In New York, defensive driving isn’t just about keeping yourself and other people on the road safe. It’s also about keeping animals, particularly deer, safe. While deer may not be living in Midtown Manhattan quite yet, they line the shoulders of roads in virtually every other part of the state. Here are some defensive driving tips to help you avoid hitting deer this spring and summer.
Put Deer Whistles on Your Car
Most New York insurance policies won’t give you a discount for installing deer whistles on your car like they often do for putting in anti-theft alarms, but deer whistles seem to be much more effective than car alarms. When air flows through the whistles, they produce a high-pitched sound that deer can hear but people can’t — and deer often do perk up when they hear the noise. Have you ever actually seen a human react that way to a car alarm?
Deer whistles are inexpensive, and they’re easy to install. Most auto parts stores sell them for a few dollars. To put them on, just pull off the paper or plastic on the bottom of them and affix them to your car’s front bumper or grill. They have an adhesive on the bottom that will secure them. Most packs have two whistles, in case one is knocked off.
Slow Down When Driving
Perhaps the most important thing you can do is slow down, especially when driving at dawn and dusk when deer are most active. You should, of course, never drive over the speed limit, and you may even want to go slower than the speed limit on some roads when visibility is reduced. Slowing down will give you more time to react when you see a deer.
Watch for Deers’ Eyes
Because deer are most active in the early morning and late evening, it is difficult to spot them when the sun is low. If you’re driving with your headlights or high beams on, watch for beady little eyes along the side of the road — and start braking as soon as you see some. Deers’ eyes are reflective and, therefore, are easier to see than the rest of their bodies in low-light situations.
Brake and Honk When You See Deer
As soon as you see a deer on the road, start braking and honking immediately. Even if the deer seems a safe distance away, there may be others that you don’t notice. They often travel in small groups. Slowing down will give you time to scan for other deer, and honking will alert any other deer that are nearby.
Don’t Dangerously Swerve to Avoid Deer

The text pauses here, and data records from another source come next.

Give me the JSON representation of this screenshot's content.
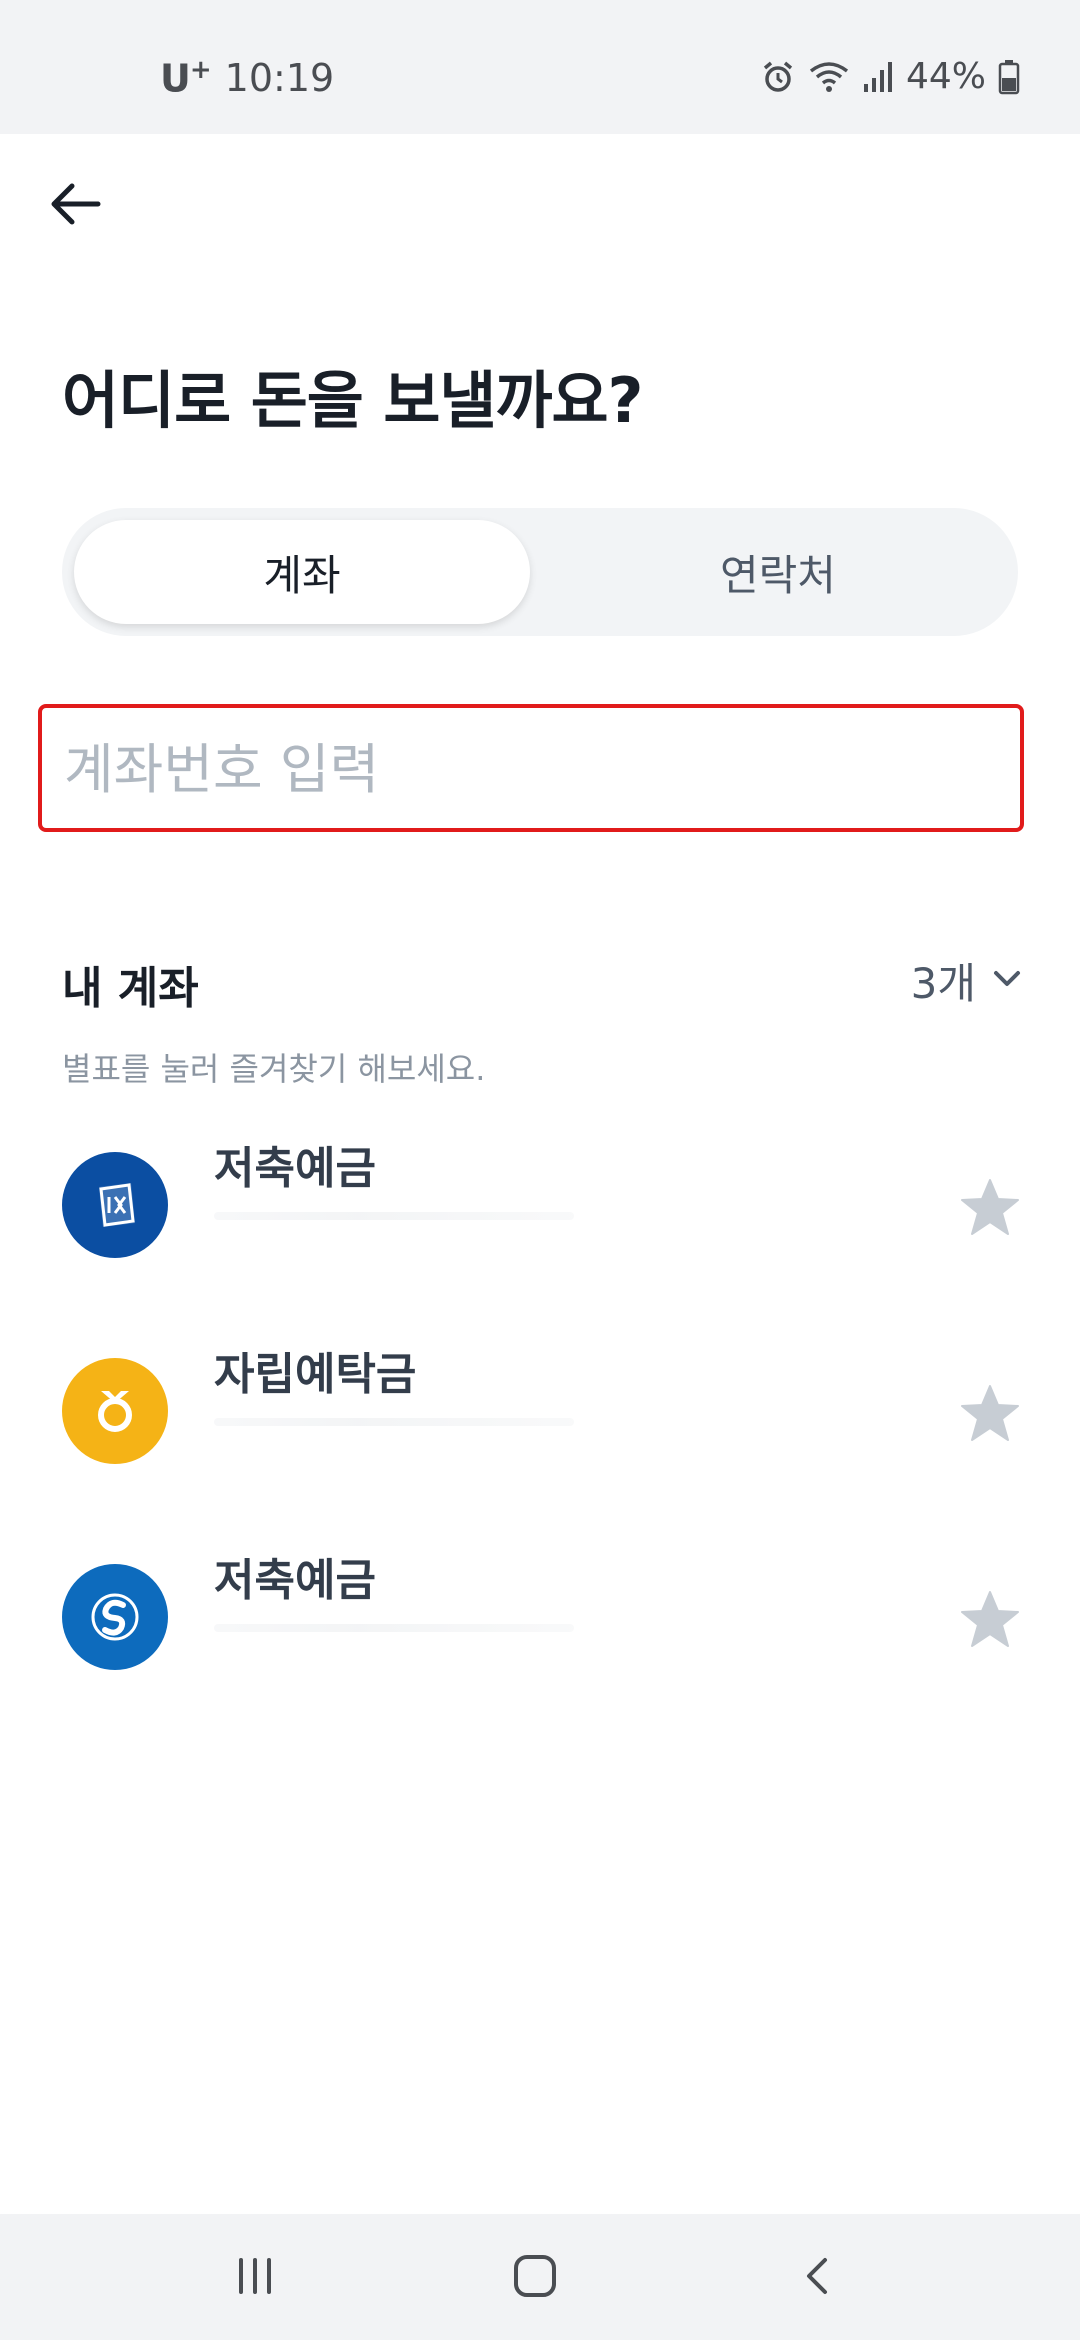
{
  "status_bar": {
    "carrier": "U",
    "carrier_sup": "+",
    "time": "10:19",
    "battery": "44%",
    "icons": [
      "alarm-icon",
      "wifi-icon",
      "signal-icon",
      "battery-icon"
    ]
  },
  "header": {
    "back_icon": "arrow-left-icon"
  },
  "page": {
    "title": "어디로 돈을 보낼까요?"
  },
  "tabs": [
    {
      "label": "계좌",
      "selected": true
    },
    {
      "label": "연락처",
      "selected": false
    }
  ],
  "account_input": {
    "placeholder": "계좌번호 입력",
    "value": ""
  },
  "my_accounts": {
    "title": "내 계좌",
    "count": "3개",
    "hint": "별표를 눌러 즐겨찾기 해보세요.",
    "items": [
      {
        "name": "저축예금",
        "logo": "ibk-bank-logo",
        "logo_color": "#0b4ea2",
        "favorite": false
      },
      {
        "name": "자립예탁금",
        "logo": "saemaeul-logo",
        "logo_color": "#f5b316",
        "favorite": false
      },
      {
        "name": "저축예금",
        "logo": "shinhan-bank-logo",
        "logo_color": "#0d6bbd",
        "favorite": false
      }
    ]
  },
  "colors": {
    "accent_border": "#e11b1b",
    "title": "#191f28",
    "star": "#c7cdd4"
  },
  "nav_bar": {
    "icons": [
      "recent-apps-icon",
      "home-icon",
      "back-icon"
    ]
  }
}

If hitting a deer is unavoidable, don’t dangerously swerve to avoid the collision. Colliding with a deer is preferable to hitting an oncoming car or stationary object, like a tree. A deer will likely damage your car, but most deer collisions don’t result in any injuries or deaths. Hitting an oncoming or stationary object greatly increases the likelihood that someone will be hurt in the accident, or worse.
If you ever do hit a deer, you’ll need to:
1. pull over to a safe location
2. make sure everyone is alright, and call 911 if they aren’t
3. call the local police to get a police report
4. leave the deer alone
5. file a claim with your New York insurance company as soon as possible
When you get behind the wheel, remember to watch for deer. Even though New York State has an overabundance of them and their meat can be delicious, deer are best left to hunters. Use these defensive driving tactics to avoid hitting one, and both you and any deer on the side of the road will be glad you did.